"There was a real serious concern," says Cole NPT member Sam Gomez, "because she was receiving so many funds and she had a strong voice on who got the funds." Moreover, Gomez says he had "never seen anything to substantiate" what her program actually accomplished.
Brown denies any impropriety and contends that most of the members of the NPT were also service providers. "I had to submit a proposal just like everyone else," she says. "I answered questions on it but did not vote on it. They took a consensus." She contends that she's submitted reports about the more than 1,000 kids and their families who have been served by her program.
Much of the bickering and infighting could end naturally when the federal funds run out; the neighborhoods may have a difficult enough time just rustling up their own money. But whether Weed and Seed has been worth the fuss is a question that residents of the neighborhoods are likely to keep discussing.
"Weed and Seed itself, if they give it a chance, it's a very good program, period," says Gloria Jean Olvera, a longtime resident of Baker-La Alma. The problem, however, is that many of the people involved in the program want to "get something for free," she says. "Everyone is out for themselves, right down to these grant monies.

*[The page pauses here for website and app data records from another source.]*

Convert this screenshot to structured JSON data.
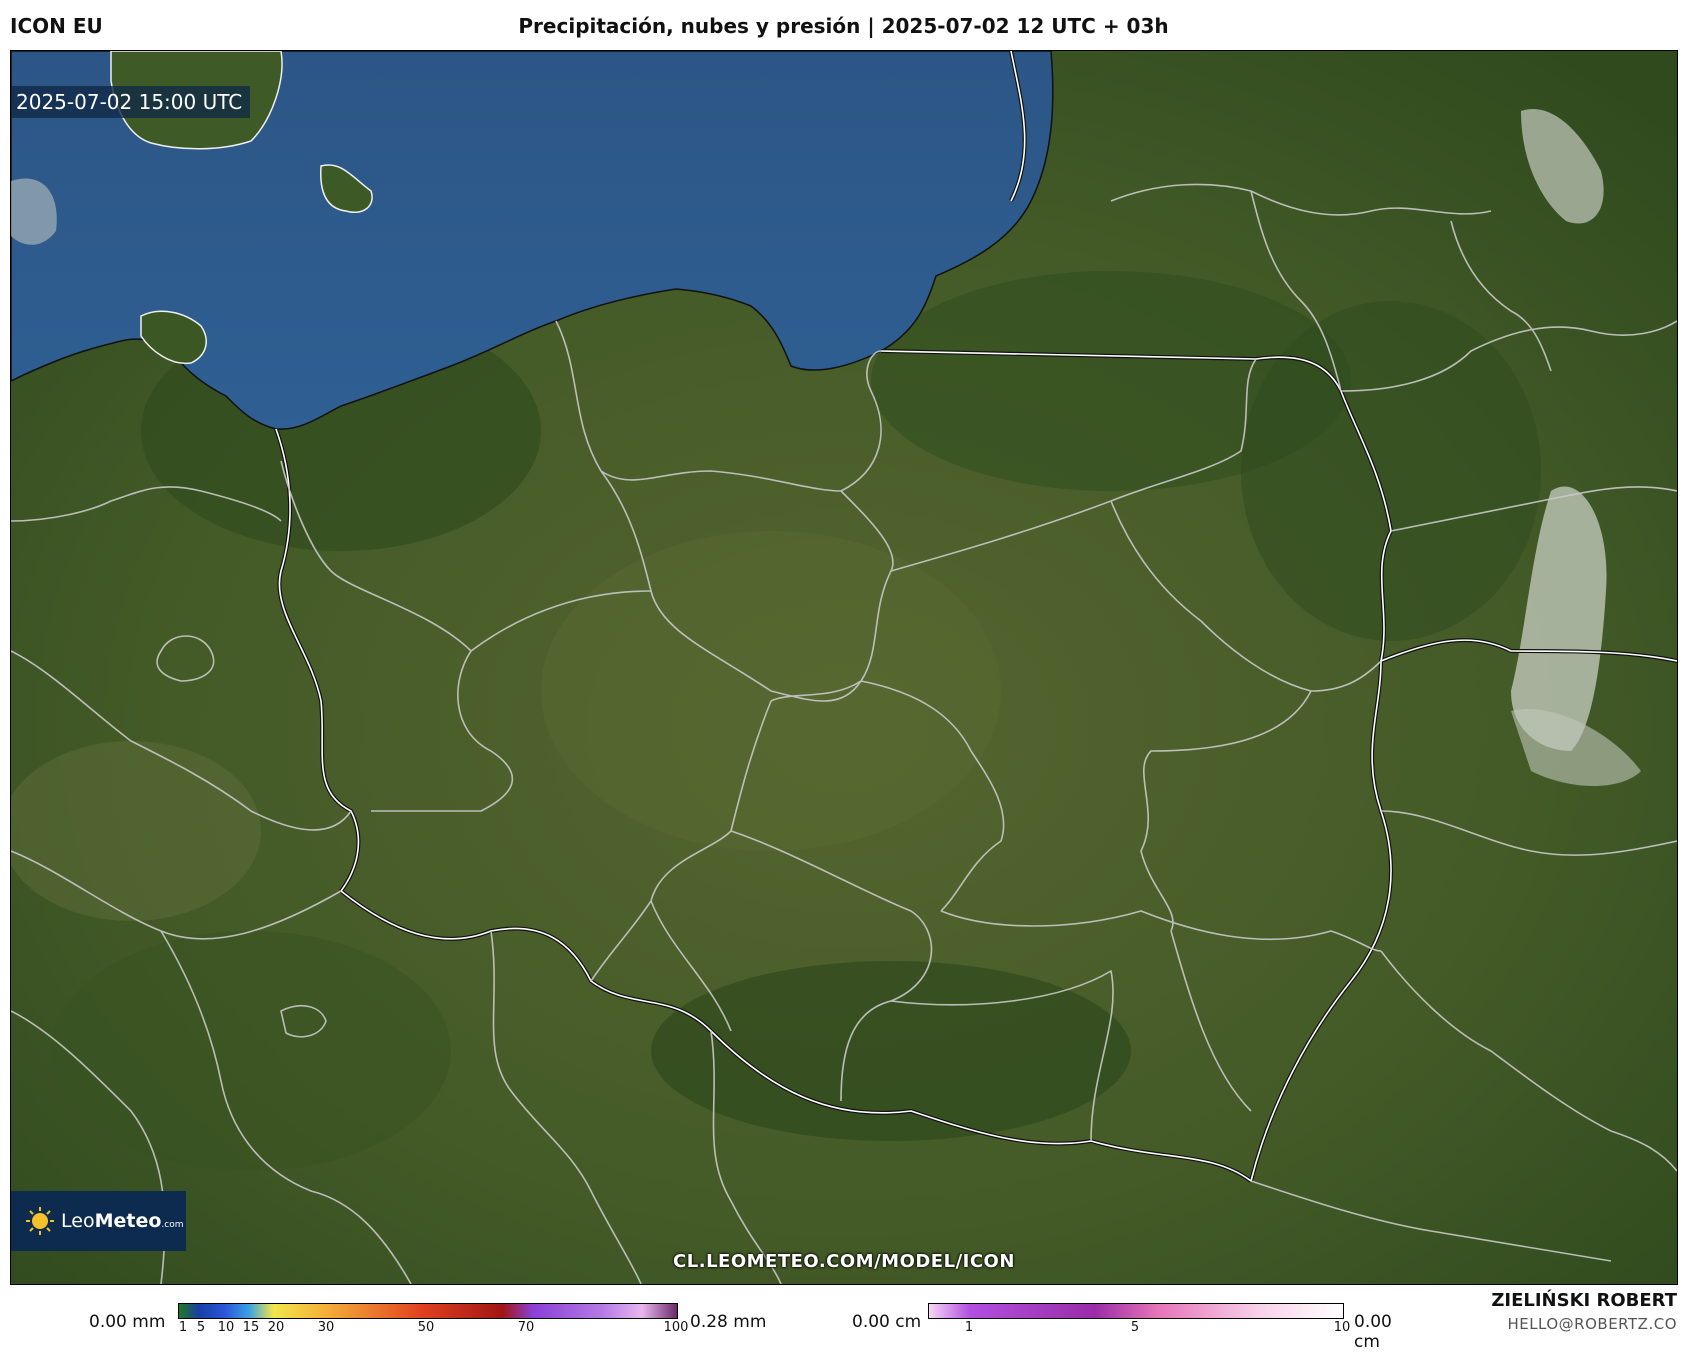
{
  "header": {
    "model": "ICON EU",
    "title": "Precipitación, nubes y presión | 2025-07-02 12 UTC + 03h"
  },
  "map": {
    "valid_time": "2025-07-02 15:00 UTC",
    "watermark": "CL.LEOMETEO.COM/MODEL/ICON",
    "logo_text_1": "Leo",
    "logo_text_2": "Meteo",
    "logo_text_3": ".com",
    "sea_color": "#2e5b8c",
    "land_color": "#3f5524",
    "border_color": "#d9d9d9"
  },
  "precip_legend": {
    "min_label": "0.00 mm",
    "max_label": "0.28 mm",
    "ticks": [
      "1",
      "5",
      "10",
      "15",
      "20",
      "30",
      "50",
      "70",
      "100"
    ]
  },
  "snow_legend": {
    "min_label": "0.00 cm",
    "max_label": "0.00 cm",
    "ticks": [
      "1",
      "5",
      "10"
    ]
  },
  "author": {
    "name": "ZIELIŃSKI ROBERT",
    "email": "HELLO@ROBERTZ.CO"
  }
}
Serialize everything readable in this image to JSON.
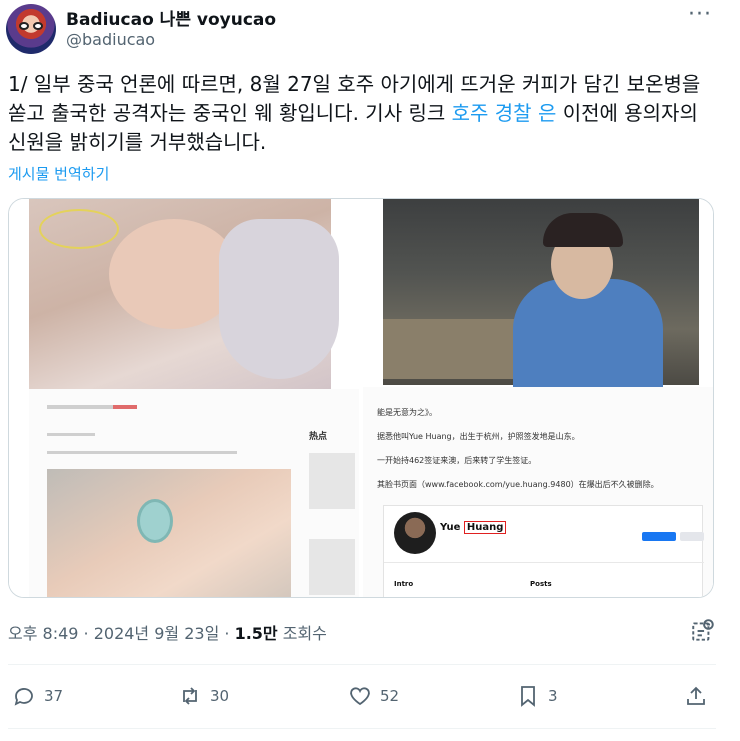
{
  "author": {
    "display_name": "Badiucao 나쁜 voyucao",
    "handle": "@badiucao"
  },
  "tweet": {
    "text_before_link": "1/ 일부 중국 언론에 따르면, 8월 27일 호주 아기에게 뜨거운 커피가 담긴 보온병을 쏟고 출국한 공격자는 중국인 웨 황입니다. 기사 링크 ",
    "link_text": "호주 경찰 은",
    "text_after_link": " 이전에 용의자의 신원을 밝히기를 거부했습니다.",
    "translate_label": "게시물 번역하기"
  },
  "media": {
    "left_article": {
      "hot_label": "热点"
    },
    "right_article": {
      "lines": [
        "能是无意为之》。",
        "据悉他叫Yue Huang，出生于杭州，护照签发地是山东。",
        "一开始持462签证来澳，后来转了学生签证。",
        "其脸书页面（www.facebook.com/yue.huang.9480）在爆出后不久被删除。"
      ],
      "fb_name_first": "Yue ",
      "fb_name_last": "Huang",
      "fb_intro": "Intro",
      "fb_posts": "Posts"
    }
  },
  "meta": {
    "time_date": "오후 8:49 · 2024년 9월 23일 · ",
    "views_count": "1.5만",
    "views_label": " 조회수"
  },
  "actions": {
    "replies": "37",
    "reposts": "30",
    "likes": "52",
    "bookmarks": "3"
  },
  "colors": {
    "link": "#1d9bf0",
    "secondary_text": "#536471",
    "primary_text": "#0f1419"
  },
  "icons": [
    "more-icon",
    "analytics-icon",
    "reply-icon",
    "repost-icon",
    "like-icon",
    "bookmark-icon",
    "share-icon"
  ]
}
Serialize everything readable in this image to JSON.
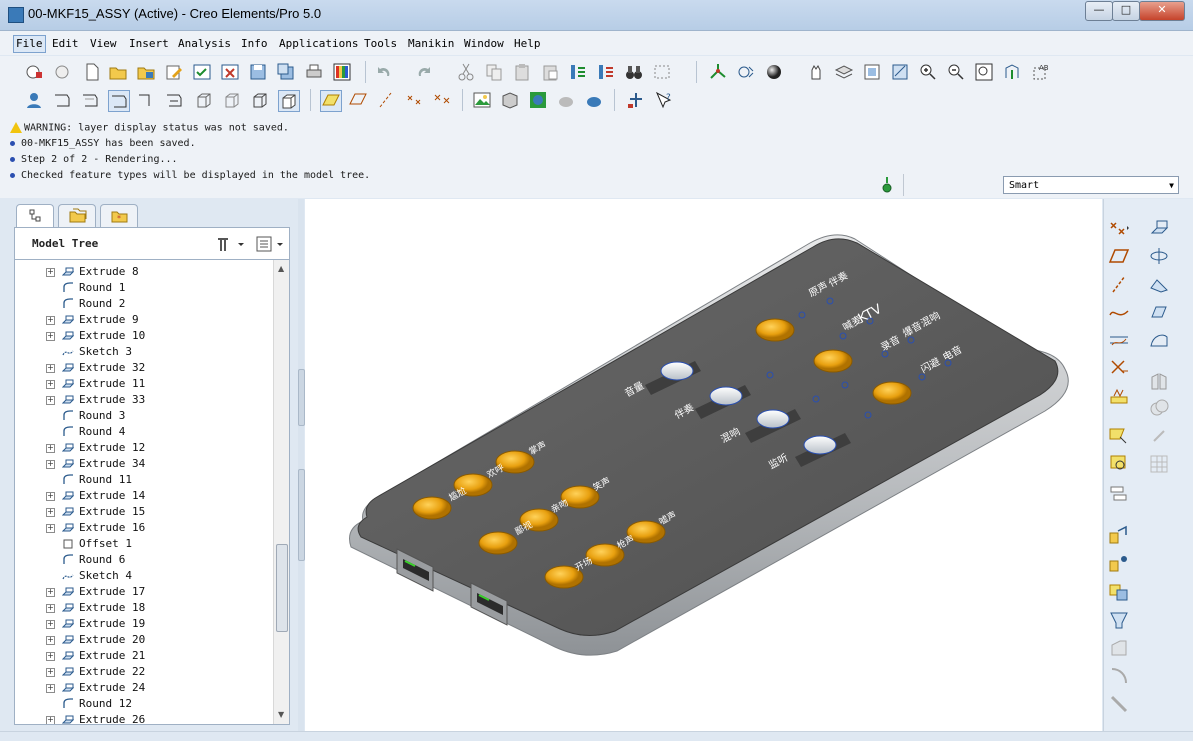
{
  "window": {
    "title": "00-MKF15_ASSY (Active) - Creo Elements/Pro 5.0"
  },
  "menu": [
    "File",
    "Edit",
    "View",
    "Insert",
    "Analysis",
    "Info",
    "Applications",
    "Tools",
    "Manikin",
    "Window",
    "Help"
  ],
  "messages": [
    {
      "kind": "warning",
      "text": "WARNING: layer display status was not saved."
    },
    {
      "kind": "info",
      "text": "00-MKF15_ASSY has been saved."
    },
    {
      "kind": "info",
      "text": "Step 2 of 2 - Rendering..."
    },
    {
      "kind": "info",
      "text": "Checked feature types will be displayed in the model tree."
    }
  ],
  "selection_filter": {
    "value": "Smart"
  },
  "model_tree": {
    "title": "Model Tree",
    "items": [
      {
        "label": "Extrude 8",
        "type": "extrude",
        "expandable": true
      },
      {
        "label": "Round 1",
        "type": "round",
        "expandable": false
      },
      {
        "label": "Round 2",
        "type": "round",
        "expandable": false
      },
      {
        "label": "Extrude 9",
        "type": "extrude",
        "expandable": true
      },
      {
        "label": "Extrude 10",
        "type": "extrude",
        "expandable": true
      },
      {
        "label": "Sketch 3",
        "type": "sketch",
        "expandable": false
      },
      {
        "label": "Extrude 32",
        "type": "extrude",
        "expandable": true
      },
      {
        "label": "Extrude 11",
        "type": "extrude",
        "expandable": true
      },
      {
        "label": "Extrude 33",
        "type": "extrude",
        "expandable": true
      },
      {
        "label": "Round 3",
        "type": "round",
        "expandable": false
      },
      {
        "label": "Round 4",
        "type": "round",
        "expandable": false
      },
      {
        "label": "Extrude 12",
        "type": "extrude",
        "expandable": true
      },
      {
        "label": "Extrude 34",
        "type": "extrude",
        "expandable": true
      },
      {
        "label": "Round 11",
        "type": "round",
        "expandable": false
      },
      {
        "label": "Extrude 14",
        "type": "extrude",
        "expandable": true
      },
      {
        "label": "Extrude 15",
        "type": "extrude",
        "expandable": true
      },
      {
        "label": "Extrude 16",
        "type": "extrude",
        "expandable": true
      },
      {
        "label": "Offset 1",
        "type": "offset",
        "expandable": false
      },
      {
        "label": "Round 6",
        "type": "round",
        "expandable": false
      },
      {
        "label": "Sketch 4",
        "type": "sketch",
        "expandable": false
      },
      {
        "label": "Extrude 17",
        "type": "extrude",
        "expandable": true
      },
      {
        "label": "Extrude 18",
        "type": "extrude",
        "expandable": true
      },
      {
        "label": "Extrude 19",
        "type": "extrude",
        "expandable": true
      },
      {
        "label": "Extrude 20",
        "type": "extrude",
        "expandable": true
      },
      {
        "label": "Extrude 21",
        "type": "extrude",
        "expandable": true
      },
      {
        "label": "Extrude 22",
        "type": "extrude",
        "expandable": true
      },
      {
        "label": "Extrude 24",
        "type": "extrude",
        "expandable": true
      },
      {
        "label": "Round 12",
        "type": "round",
        "expandable": false
      },
      {
        "label": "Extrude 26",
        "type": "extrude",
        "expandable": true
      }
    ]
  },
  "model": {
    "labels": {
      "brand": "KTV",
      "lbl1": "原声",
      "lbl2": "伴奏",
      "lbl3": "喊麦",
      "lbl4": "爆音",
      "lbl5": "录音",
      "lbl6": "混响",
      "lbl7": "闪避",
      "lbl8": "电音",
      "lbl9": "音量",
      "lbl10": "伴奏",
      "lbl11": "混响",
      "lbl12": "监听",
      "lbl13": "掌声",
      "lbl14": "欢呼",
      "lbl15": "尴尬",
      "lbl16": "笑声",
      "lbl17": "亲吻",
      "lbl18": "鄙视",
      "lbl19": "嘘声",
      "lbl20": "枪声",
      "lbl21": "开场"
    }
  },
  "colors": {
    "body": "#5b5b5b",
    "button": "#e8a00f",
    "rim": "#c2c4c6",
    "accent": "#3a7ab8"
  }
}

They want control. It all ends up in politics, and I don't like politics.